▶ _Task directions_
Which lines in the records below contain the word "Cambiar"? Copy each of them.

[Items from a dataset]
□ □ □ □ □ □ □

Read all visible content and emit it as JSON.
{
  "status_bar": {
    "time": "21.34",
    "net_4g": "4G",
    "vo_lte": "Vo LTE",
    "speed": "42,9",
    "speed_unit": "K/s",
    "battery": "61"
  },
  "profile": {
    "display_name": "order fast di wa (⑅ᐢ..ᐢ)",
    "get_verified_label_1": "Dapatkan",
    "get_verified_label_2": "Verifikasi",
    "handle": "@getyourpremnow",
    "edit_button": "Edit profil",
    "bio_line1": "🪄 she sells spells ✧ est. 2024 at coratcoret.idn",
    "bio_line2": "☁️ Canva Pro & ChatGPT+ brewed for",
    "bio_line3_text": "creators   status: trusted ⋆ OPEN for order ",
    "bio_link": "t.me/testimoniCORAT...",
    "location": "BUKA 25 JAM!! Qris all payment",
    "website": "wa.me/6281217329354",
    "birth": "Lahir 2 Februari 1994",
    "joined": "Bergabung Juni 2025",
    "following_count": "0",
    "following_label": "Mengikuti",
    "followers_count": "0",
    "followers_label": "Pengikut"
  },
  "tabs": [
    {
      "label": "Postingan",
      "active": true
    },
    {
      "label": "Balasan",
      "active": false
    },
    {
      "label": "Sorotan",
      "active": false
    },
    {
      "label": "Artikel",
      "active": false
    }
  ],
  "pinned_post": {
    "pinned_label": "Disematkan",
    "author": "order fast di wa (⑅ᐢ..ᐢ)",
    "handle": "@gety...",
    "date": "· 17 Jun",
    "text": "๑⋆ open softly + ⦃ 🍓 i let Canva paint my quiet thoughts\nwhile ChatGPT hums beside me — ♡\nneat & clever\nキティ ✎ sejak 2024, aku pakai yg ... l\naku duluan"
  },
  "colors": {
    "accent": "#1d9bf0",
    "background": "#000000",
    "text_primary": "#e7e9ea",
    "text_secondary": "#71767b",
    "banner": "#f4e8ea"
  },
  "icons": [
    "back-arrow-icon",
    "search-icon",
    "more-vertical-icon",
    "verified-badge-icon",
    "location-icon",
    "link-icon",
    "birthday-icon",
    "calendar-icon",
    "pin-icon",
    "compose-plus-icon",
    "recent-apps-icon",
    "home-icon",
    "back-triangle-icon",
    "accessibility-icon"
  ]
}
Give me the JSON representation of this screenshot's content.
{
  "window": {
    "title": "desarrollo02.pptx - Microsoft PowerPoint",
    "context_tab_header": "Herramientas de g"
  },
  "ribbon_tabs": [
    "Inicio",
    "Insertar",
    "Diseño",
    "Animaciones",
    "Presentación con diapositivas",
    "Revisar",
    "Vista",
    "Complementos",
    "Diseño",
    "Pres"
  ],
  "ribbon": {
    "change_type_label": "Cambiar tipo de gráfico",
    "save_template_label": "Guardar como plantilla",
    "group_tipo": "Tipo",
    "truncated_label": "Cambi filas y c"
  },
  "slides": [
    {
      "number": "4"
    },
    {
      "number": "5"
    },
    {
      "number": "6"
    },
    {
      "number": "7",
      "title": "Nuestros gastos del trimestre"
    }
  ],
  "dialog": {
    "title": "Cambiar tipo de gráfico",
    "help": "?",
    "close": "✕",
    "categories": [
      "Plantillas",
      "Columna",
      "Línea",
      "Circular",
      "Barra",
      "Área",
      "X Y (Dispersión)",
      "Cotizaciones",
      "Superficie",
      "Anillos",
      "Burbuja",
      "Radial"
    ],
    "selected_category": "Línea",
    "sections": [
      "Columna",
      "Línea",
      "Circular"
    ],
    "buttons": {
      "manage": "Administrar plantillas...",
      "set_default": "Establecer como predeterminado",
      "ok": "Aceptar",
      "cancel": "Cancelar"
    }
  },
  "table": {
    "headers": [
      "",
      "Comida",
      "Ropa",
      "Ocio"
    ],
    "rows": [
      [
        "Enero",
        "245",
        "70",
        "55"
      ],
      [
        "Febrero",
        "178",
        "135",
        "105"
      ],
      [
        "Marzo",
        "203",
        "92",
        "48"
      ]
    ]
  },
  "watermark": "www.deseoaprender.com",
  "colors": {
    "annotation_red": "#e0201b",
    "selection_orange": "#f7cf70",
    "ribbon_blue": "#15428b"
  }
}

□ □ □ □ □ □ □

▶ _Task response_
    "change_type_label": "Cambiar tipo de gráfico",
    "title": "Cambiar tipo de gráfico",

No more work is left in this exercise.